The present study was carried out to determine effects of test meals of different fatty acid compositions on postprandial lipoprotein and apolipoprotein metabolism.
The study was a randomized, single blind design.
The study was carried out in the Clinical Investigation Unit of the Royal Surrey County Hospital.
Twelve male normal subjects with an average age of 22.4 +/- 1.4 years (mean +/- SD) were selected from the student population of the University of Surrey; one subject dropped out of the study because he found the test meal unpalatable.
The subjects were given three evening test meals on three separate occasions, in which the oils used were either a mixed oil (rich in saturated fatty acids and approximated the fatty acid intake of the current UK diet), corn oil (rich in n-6 fatty acids), or fish oil (rich in n-3 fatty acids) 40 g of the oil under investigation were incorporated into a rice-based test meal.
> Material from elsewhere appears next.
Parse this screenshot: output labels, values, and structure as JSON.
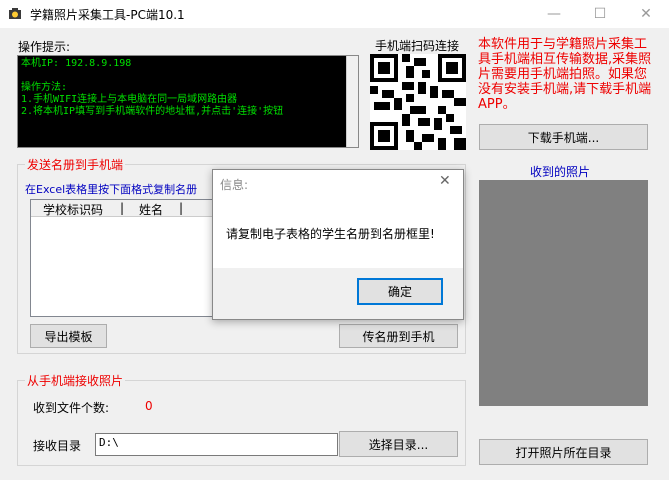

Triacylglycerol-rich lipoproteins-triacylglycerol (TRL-TAG), TRL-cholesterol (TRL-cholesterol), plasma-TAG, plasma cholesterol (T-C), and serum apolipoprotein A-I and B (apo A-I and B) responses were measured. Postprandial responses were followed for 11 h.
Postprandial plasma-TAG responses, calculated as incremental areas under the response curves (IAUC) were significantly reduced following the fish oil meal [365.5 +/- 145.4 mmol/l x min (mean +/- SD)[ compared with the mixed oil meal (552.0 +/- 141.7 mmol/l x min) (P < 0.05) and there was a strong trend towards the same direction in the TRL-TAG responses. In all instances, plasma-and TRL-TAG showed a biphasic response with increased concentrations occurring at 1h and between 3 and 7h postprandially. TRL-cholesterol, T-C, and serum apo A-I and B responses to the three meals were similar.
The findings support the view that fish oils decrease postprandial lipaemia and this may be an important aspect of their beneficial effects in reducing risk of coronary heart disease (CHD). Further work is required to determine the mechanisms responsible for this effect.